The booklet examines the heritage of Czechoslovakia within the seventy years due to the fact that its founding via T. G. Masaryk. It analyses the profound adjustments which happened in the course of the First Republic, the Nazi profession, postwar liberation and communist rule, together with either the Stalinist years, the Prague Spring of 1968 and the following interval of normalization to 1988.

Regime and Society in Twentieth-Century Russia: Selected Papers from the Fifth World Congress of Central and East European Studies, Warsaw, 1995

This publication includes clean methods to the interplay among regime and society in twentieth-century Russia. It bargains new solutions to conventional questions: * How valuable is 'totalitarianism' as a version to classify authoritarian regimes? * What possibilities existed for tsarism to set up itself as a constitutional monarchy?

Extra resources for Painting Imperialism and Nationalism Red: The Ukrainian Marxist Critique of Russian Communist Rule in Ukraine, 1918-1925

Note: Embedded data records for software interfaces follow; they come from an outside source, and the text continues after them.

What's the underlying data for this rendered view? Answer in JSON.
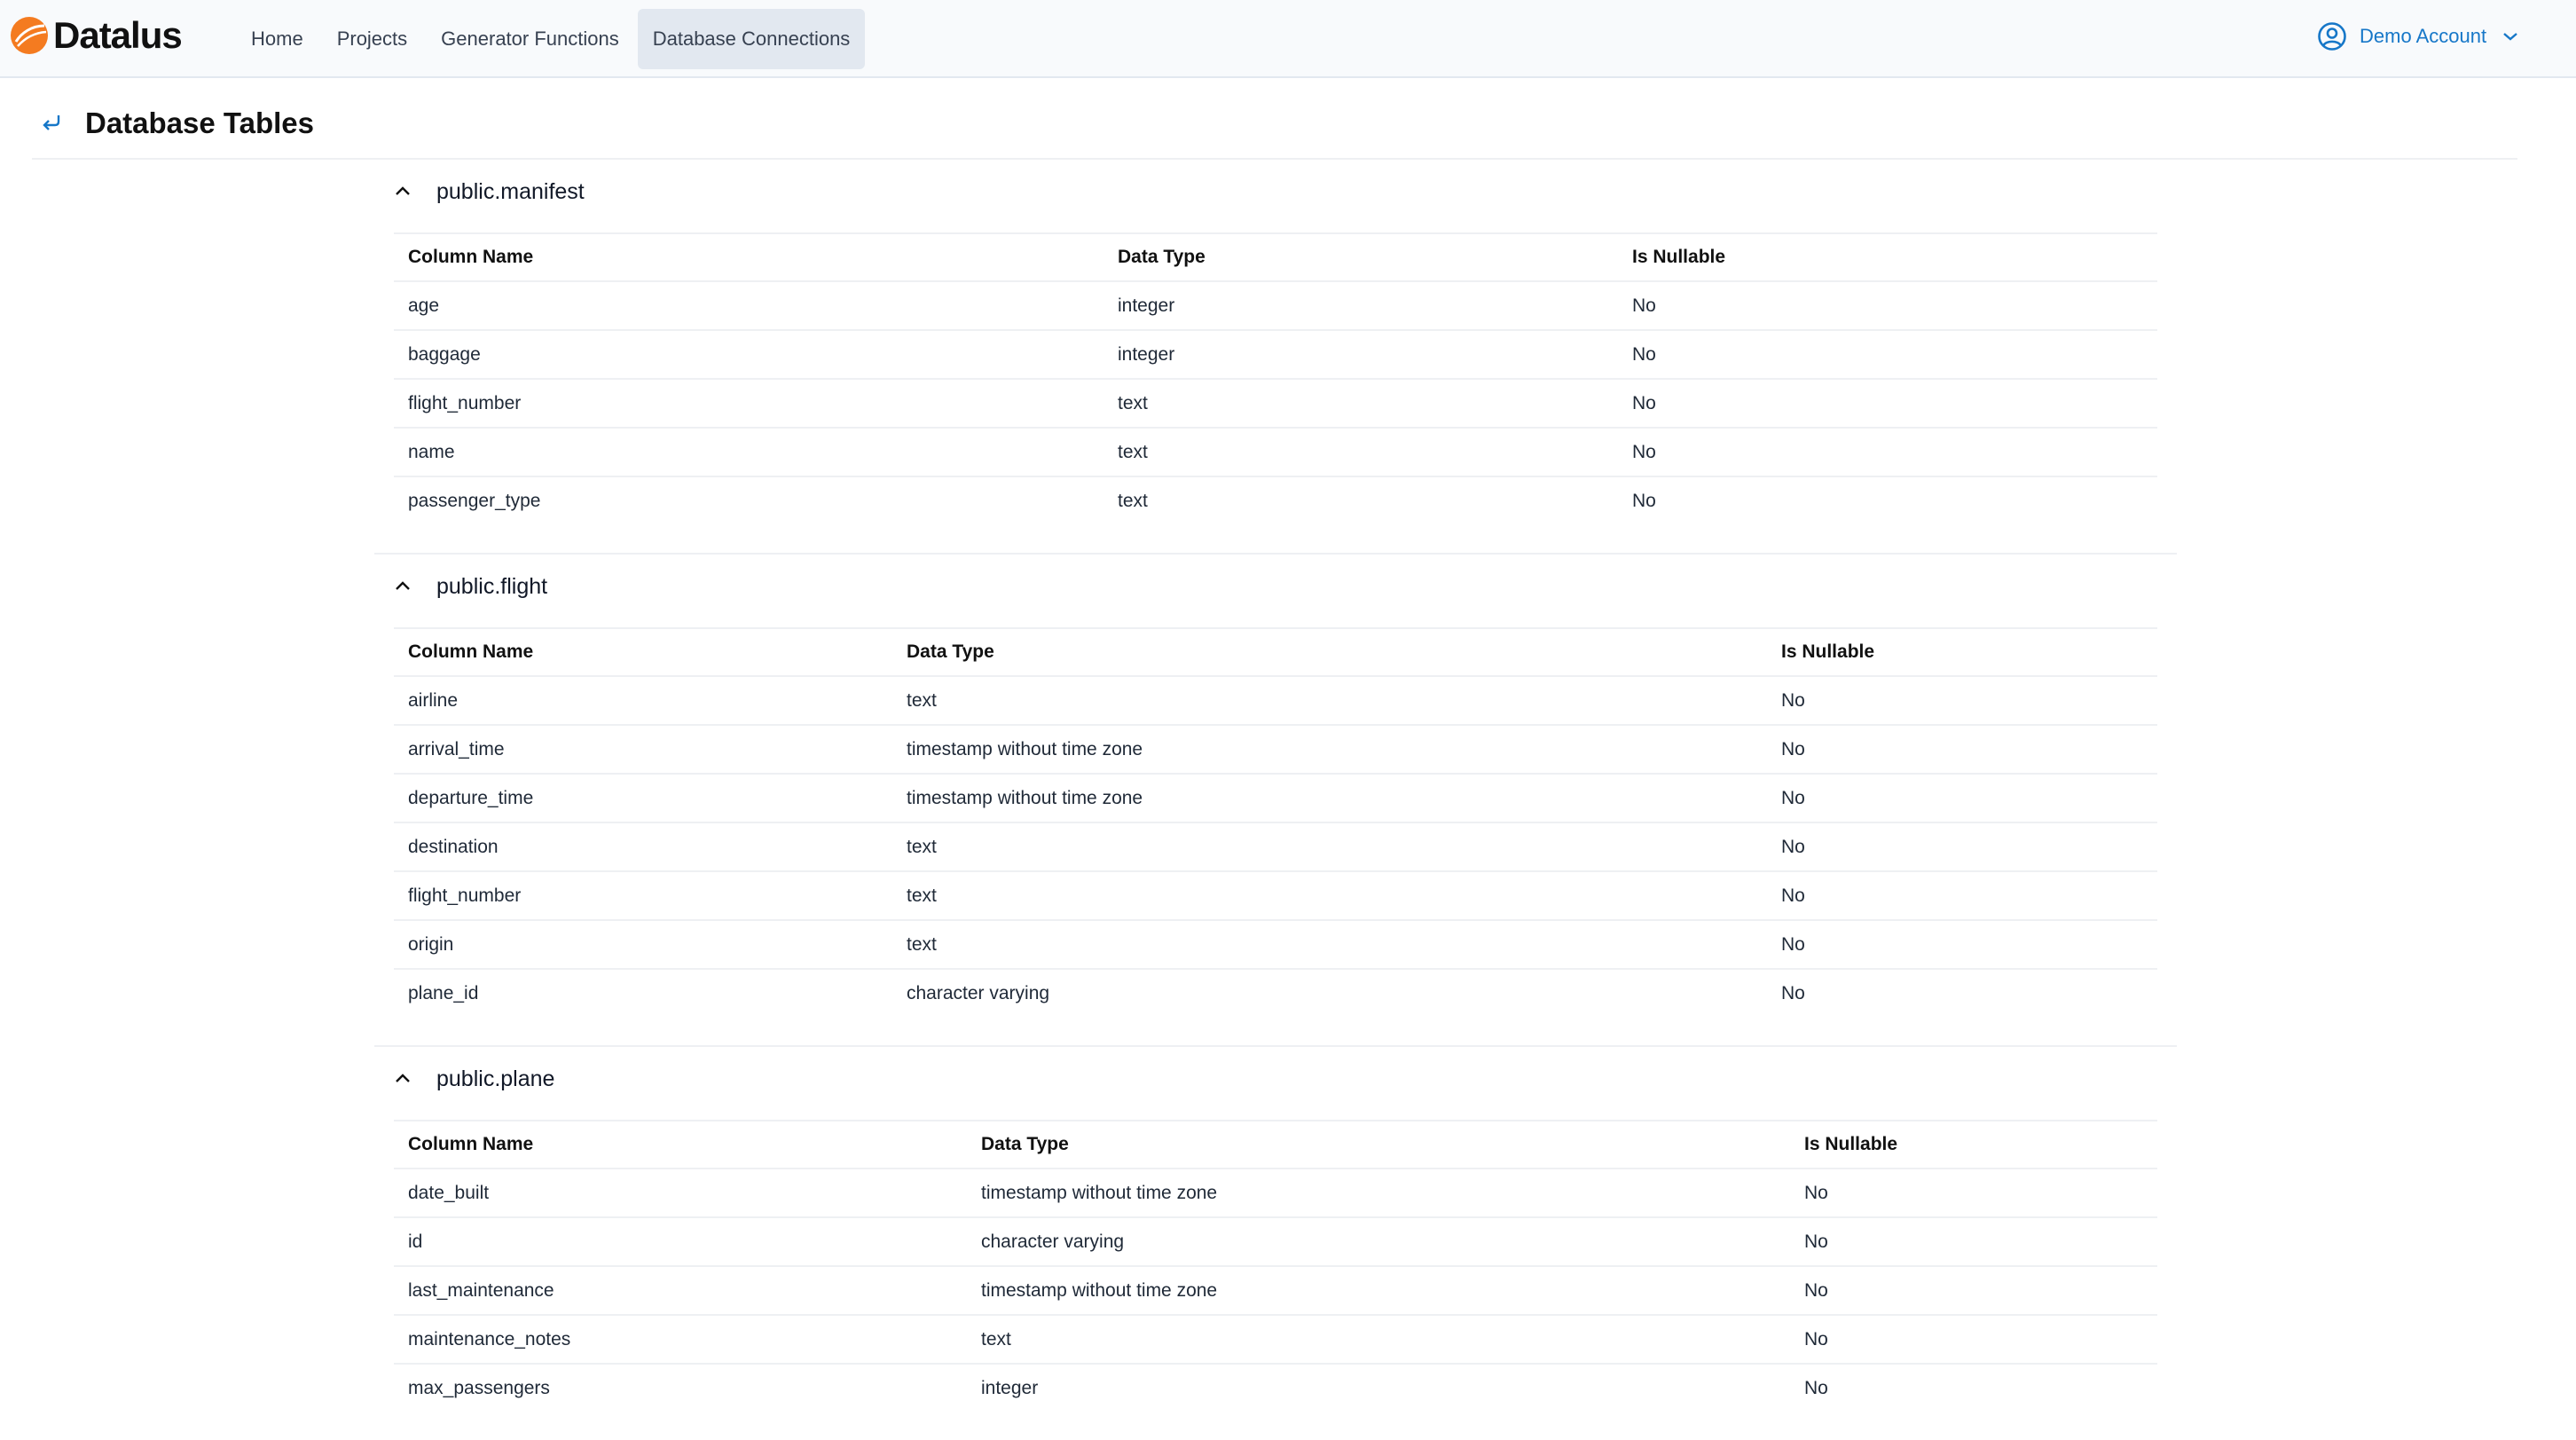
{
  "app": {
    "name": "Datalus",
    "logo_icon": "datalus-logo-icon",
    "accent": "#f47b20"
  },
  "nav": {
    "items": [
      {
        "label": "Home",
        "active": false
      },
      {
        "label": "Projects",
        "active": false
      },
      {
        "label": "Generator Functions",
        "active": false
      },
      {
        "label": "Database Connections",
        "active": true
      }
    ]
  },
  "account": {
    "label": "Demo Account",
    "icon": "user-circle-icon",
    "color": "#1677c8"
  },
  "page": {
    "title": "Database Tables",
    "back_icon": "back-arrow-icon"
  },
  "tables": [
    {
      "name": "public.manifest",
      "expanded": true,
      "headers": [
        "Column Name",
        "Data Type",
        "Is Nullable"
      ],
      "rows": [
        [
          "age",
          "integer",
          "No"
        ],
        [
          "baggage",
          "integer",
          "No"
        ],
        [
          "flight_number",
          "text",
          "No"
        ],
        [
          "name",
          "text",
          "No"
        ],
        [
          "passenger_type",
          "text",
          "No"
        ]
      ]
    },
    {
      "name": "public.flight",
      "expanded": true,
      "headers": [
        "Column Name",
        "Data Type",
        "Is Nullable"
      ],
      "rows": [
        [
          "airline",
          "text",
          "No"
        ],
        [
          "arrival_time",
          "timestamp without time zone",
          "No"
        ],
        [
          "departure_time",
          "timestamp without time zone",
          "No"
        ],
        [
          "destination",
          "text",
          "No"
        ],
        [
          "flight_number",
          "text",
          "No"
        ],
        [
          "origin",
          "text",
          "No"
        ],
        [
          "plane_id",
          "character varying",
          "No"
        ]
      ]
    },
    {
      "name": "public.plane",
      "expanded": true,
      "headers": [
        "Column Name",
        "Data Type",
        "Is Nullable"
      ],
      "rows": [
        [
          "date_built",
          "timestamp without time zone",
          "No"
        ],
        [
          "id",
          "character varying",
          "No"
        ],
        [
          "last_maintenance",
          "timestamp without time zone",
          "No"
        ],
        [
          "maintenance_notes",
          "text",
          "No"
        ],
        [
          "max_passengers",
          "integer",
          "No"
        ]
      ]
    }
  ]
}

Example text

In 1926 he had considered Ukraine to be undoubtedly a colony of the Russian tsars and bourgeoisie. Both tsarism and capitalism had Russified Ukraine, and the latter had also brought skilled Russian workers into Ukraine. ”51 Condemnation of Russian chauvinism ceased that year. Support from Russians and Russified non-Russians opposed to learning and using Ukrainian compensated Stalin for the loss of support from Ukrainian party leaders – although his elimination of the “left opposition” meant in any case that he no longer needed national republic leaders as allies.

Some regarded them with condescending contempt, but only the extremist imperial loyalist minority was openly hostile towards the national movement. Russian urban settlers and Polish landowners in the Ukrainian provinces, for their part, did not develop a “creole/mestizo” separatist nationalism as did European colonists in Latin and North America. Urban Russians overwhelmingly identified with the imperial metropole politically and culturally, much as Anglo-Scot loyalists in Ireland, Germans in Bohemia, and French settlers in Algeria did, rather than with their place of residence.

Many cultural/linguistic proposals made their way into indigenization policies, but few of the political and economic demands contained in the UCP critiques did so. ”41 Ministries remained centralized, planning regions ignored national borders, and central officials refused to function in any language other than Russian. The 1929 Ukrainian constitution did not give Ukrainian official status; that same year, the All-Union Central Committee directed that all government correspondence, even at the level of the republic, be in Russian.

Download PDF sample

Rated 4.66 of 5 – based on 31 votes